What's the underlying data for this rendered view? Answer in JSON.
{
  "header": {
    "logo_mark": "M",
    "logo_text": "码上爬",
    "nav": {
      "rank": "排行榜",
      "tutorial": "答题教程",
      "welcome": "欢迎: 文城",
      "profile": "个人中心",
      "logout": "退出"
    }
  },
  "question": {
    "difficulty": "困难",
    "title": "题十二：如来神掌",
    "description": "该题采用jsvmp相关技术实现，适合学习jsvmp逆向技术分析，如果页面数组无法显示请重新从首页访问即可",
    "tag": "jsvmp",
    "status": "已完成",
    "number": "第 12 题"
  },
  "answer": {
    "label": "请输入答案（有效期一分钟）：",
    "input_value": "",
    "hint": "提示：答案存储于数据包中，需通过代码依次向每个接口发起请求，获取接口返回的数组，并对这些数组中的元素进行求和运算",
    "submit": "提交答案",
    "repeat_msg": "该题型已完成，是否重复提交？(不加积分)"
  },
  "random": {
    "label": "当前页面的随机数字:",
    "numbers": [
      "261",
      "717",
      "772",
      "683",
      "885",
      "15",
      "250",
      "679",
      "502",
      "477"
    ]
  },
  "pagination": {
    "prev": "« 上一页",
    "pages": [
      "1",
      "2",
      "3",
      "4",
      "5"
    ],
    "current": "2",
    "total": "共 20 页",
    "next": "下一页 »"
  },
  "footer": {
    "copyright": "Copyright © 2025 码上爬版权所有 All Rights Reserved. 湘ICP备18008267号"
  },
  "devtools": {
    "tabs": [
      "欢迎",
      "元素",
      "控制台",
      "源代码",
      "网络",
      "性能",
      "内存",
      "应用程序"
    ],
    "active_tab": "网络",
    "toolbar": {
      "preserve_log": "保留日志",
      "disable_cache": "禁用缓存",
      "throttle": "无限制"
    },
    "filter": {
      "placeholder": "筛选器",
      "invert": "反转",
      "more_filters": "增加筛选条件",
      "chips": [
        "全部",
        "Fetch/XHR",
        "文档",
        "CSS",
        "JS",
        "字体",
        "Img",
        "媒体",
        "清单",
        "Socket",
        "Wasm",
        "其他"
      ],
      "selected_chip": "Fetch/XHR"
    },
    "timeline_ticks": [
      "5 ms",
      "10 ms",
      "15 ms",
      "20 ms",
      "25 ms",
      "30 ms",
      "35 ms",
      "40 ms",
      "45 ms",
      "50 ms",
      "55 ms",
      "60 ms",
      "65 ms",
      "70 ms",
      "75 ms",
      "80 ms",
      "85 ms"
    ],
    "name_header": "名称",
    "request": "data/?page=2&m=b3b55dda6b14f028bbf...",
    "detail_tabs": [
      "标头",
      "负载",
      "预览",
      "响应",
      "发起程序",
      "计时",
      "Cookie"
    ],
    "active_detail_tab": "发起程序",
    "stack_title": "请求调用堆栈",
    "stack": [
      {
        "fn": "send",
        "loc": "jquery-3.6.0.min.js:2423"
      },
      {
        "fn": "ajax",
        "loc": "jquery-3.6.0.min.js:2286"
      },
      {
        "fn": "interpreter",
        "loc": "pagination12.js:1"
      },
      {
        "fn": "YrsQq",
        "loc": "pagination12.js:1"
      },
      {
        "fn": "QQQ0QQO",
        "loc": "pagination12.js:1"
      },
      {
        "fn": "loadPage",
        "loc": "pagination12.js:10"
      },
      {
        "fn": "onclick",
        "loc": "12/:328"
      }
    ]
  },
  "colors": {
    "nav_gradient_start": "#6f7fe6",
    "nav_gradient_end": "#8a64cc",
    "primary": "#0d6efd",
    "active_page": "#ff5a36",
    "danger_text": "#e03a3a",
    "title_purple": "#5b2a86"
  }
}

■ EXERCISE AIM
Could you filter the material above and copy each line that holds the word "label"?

■ REPLY TO THE EXERCISE
    "label": "请输入答案（有效期一分钟）：",
    "label": "当前页面的随机数字:",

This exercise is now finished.